##### Task material

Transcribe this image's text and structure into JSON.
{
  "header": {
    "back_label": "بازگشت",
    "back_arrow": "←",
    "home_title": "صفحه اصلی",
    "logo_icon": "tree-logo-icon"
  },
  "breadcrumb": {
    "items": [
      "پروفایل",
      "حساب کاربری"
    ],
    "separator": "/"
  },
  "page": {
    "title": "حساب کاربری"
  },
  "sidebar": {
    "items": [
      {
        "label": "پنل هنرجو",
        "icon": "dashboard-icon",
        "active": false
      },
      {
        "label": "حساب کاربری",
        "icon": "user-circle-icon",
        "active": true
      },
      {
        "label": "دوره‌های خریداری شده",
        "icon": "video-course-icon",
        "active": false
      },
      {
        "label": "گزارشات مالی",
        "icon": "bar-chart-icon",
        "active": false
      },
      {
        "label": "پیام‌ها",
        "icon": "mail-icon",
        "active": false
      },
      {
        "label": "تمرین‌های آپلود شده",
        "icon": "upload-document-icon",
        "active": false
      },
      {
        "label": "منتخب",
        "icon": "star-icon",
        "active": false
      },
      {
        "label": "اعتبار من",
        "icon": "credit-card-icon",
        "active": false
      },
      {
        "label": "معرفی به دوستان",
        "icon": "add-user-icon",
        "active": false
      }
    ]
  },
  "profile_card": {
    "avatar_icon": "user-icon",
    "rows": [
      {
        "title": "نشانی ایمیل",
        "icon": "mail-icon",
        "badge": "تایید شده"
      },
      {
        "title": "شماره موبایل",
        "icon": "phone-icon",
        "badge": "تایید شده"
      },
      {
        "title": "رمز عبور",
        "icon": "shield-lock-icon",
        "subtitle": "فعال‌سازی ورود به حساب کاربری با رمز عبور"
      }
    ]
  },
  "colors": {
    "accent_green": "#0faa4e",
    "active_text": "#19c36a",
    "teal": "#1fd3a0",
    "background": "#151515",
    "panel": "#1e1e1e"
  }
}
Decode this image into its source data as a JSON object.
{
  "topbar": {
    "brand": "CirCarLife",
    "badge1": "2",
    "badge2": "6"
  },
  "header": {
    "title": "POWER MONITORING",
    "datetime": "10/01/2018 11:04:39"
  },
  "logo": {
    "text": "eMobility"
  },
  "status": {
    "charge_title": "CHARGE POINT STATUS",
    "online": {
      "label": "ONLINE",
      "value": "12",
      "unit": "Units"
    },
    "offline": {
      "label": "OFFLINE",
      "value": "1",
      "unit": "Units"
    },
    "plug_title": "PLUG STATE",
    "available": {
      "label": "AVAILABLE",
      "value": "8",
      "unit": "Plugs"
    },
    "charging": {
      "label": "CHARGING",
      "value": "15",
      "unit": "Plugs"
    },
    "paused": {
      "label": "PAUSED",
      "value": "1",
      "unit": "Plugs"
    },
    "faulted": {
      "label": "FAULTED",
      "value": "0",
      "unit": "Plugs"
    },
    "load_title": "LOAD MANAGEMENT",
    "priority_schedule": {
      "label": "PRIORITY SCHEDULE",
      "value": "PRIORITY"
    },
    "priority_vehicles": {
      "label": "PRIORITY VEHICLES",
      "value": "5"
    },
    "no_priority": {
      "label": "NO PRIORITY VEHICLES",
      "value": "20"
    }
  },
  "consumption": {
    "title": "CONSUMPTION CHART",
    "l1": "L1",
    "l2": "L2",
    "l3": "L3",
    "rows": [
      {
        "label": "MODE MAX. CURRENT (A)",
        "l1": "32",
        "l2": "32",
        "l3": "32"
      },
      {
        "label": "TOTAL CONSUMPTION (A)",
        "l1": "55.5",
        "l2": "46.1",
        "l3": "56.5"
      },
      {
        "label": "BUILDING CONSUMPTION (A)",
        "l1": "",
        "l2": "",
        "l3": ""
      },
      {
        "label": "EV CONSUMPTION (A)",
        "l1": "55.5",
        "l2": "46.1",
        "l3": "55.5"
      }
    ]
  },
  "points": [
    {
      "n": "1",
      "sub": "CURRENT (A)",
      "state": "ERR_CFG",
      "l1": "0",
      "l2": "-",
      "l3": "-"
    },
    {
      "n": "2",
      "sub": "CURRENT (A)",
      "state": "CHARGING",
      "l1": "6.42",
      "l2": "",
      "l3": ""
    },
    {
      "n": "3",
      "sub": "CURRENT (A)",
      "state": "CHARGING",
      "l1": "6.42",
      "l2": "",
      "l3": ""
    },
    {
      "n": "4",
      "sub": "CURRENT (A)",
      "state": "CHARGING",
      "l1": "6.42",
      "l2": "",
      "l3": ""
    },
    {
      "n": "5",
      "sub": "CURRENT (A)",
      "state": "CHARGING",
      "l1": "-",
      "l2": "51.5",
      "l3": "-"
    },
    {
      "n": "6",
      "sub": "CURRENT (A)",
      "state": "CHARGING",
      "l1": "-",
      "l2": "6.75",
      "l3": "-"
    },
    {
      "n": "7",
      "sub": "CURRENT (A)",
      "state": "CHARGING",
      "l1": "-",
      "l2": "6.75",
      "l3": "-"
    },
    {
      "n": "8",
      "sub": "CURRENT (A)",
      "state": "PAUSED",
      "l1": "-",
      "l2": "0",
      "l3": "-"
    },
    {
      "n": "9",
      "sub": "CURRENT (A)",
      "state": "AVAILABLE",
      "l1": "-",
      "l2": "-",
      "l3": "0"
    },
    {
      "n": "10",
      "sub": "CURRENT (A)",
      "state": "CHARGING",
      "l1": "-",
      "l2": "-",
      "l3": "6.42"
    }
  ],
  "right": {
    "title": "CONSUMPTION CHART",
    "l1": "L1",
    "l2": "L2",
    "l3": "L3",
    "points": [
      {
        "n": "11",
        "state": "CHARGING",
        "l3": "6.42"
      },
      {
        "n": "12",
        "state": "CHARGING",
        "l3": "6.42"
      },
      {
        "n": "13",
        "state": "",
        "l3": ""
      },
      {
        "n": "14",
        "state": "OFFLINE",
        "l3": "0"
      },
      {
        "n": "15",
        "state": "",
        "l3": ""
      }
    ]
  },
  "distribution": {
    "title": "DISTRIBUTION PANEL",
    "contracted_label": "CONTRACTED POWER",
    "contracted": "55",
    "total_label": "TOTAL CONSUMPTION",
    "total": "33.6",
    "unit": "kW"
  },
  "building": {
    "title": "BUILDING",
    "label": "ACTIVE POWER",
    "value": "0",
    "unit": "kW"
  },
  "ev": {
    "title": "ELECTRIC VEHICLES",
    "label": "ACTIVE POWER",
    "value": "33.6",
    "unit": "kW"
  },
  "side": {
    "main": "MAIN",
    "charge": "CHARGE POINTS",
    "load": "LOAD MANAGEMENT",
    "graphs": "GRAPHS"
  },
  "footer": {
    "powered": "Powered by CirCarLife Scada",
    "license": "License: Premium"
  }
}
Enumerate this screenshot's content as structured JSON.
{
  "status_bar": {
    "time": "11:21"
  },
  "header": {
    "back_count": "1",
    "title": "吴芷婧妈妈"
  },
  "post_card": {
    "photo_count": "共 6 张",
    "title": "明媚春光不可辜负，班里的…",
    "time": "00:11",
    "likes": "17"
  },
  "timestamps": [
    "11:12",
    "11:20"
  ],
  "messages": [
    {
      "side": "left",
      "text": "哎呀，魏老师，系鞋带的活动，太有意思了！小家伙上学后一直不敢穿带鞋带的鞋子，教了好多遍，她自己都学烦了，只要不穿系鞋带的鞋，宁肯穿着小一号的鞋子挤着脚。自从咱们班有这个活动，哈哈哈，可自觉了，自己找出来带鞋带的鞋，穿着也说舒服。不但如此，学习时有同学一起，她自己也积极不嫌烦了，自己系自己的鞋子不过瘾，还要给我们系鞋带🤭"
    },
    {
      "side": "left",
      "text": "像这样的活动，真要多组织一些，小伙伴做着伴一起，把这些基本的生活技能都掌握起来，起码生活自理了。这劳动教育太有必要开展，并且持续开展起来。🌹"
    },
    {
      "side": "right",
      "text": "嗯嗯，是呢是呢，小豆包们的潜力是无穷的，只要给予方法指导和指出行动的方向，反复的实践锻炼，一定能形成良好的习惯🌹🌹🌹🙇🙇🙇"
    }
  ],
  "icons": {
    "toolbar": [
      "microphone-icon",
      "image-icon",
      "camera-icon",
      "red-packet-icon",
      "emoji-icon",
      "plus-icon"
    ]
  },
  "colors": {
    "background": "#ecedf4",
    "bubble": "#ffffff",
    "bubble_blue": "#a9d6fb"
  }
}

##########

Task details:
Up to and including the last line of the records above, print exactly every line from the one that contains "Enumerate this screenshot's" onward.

The answer:
Enumerate this screenshot's content as structured JSON.
{
  "status_bar": {
    "time": "11:21"
  },
  "header": {
    "back_count": "1",
    "title": "吴芷婧妈妈"
  },
  "post_card": {
    "photo_count": "共 6 张",
    "title": "明媚春光不可辜负，班里的…",
    "time": "00:11",
    "likes": "17"
  },
  "timestamps": [
    "11:12",
    "11:20"
  ],
  "messages": [
    {
      "side": "left",
      "text": "哎呀，魏老师，系鞋带的活动，太有意思了！小家伙上学后一直不敢穿带鞋带的鞋子，教了好多遍，她自己都学烦了，只要不穿系鞋带的鞋，宁肯穿着小一号的鞋子挤着脚。自从咱们班有这个活动，哈哈哈，可自觉了，自己找出来带鞋带的鞋，穿着也说舒服。不但如此，学习时有同学一起，她自己也积极不嫌烦了，自己系自己的鞋子不过瘾，还要给我们系鞋带🤭"
    },
    {
      "side": "left",
      "text": "像这样的活动，真要多组织一些，小伙伴做着伴一起，把这些基本的生活技能都掌握起来，起码生活自理了。这劳动教育太有必要开展，并且持续开展起来。🌹"
    },
    {
      "side": "right",
      "text": "嗯嗯，是呢是呢，小豆包们的潜力是无穷的，只要给予方法指导和指出行动的方向，反复的实践锻炼，一定能形成良好的习惯🌹🌹🌹🙇🙇🙇"
    }
  ],
  "icons": {
    "toolbar": [
      "microphone-icon",
      "image-icon",
      "camera-icon",
      "red-packet-icon",
      "emoji-icon",
      "plus-icon"
    ]
  },
  "colors": {
    "background": "#ecedf4",
    "bubble": "#ffffff",
    "bubble_blue": "#a9d6fb"
  }
}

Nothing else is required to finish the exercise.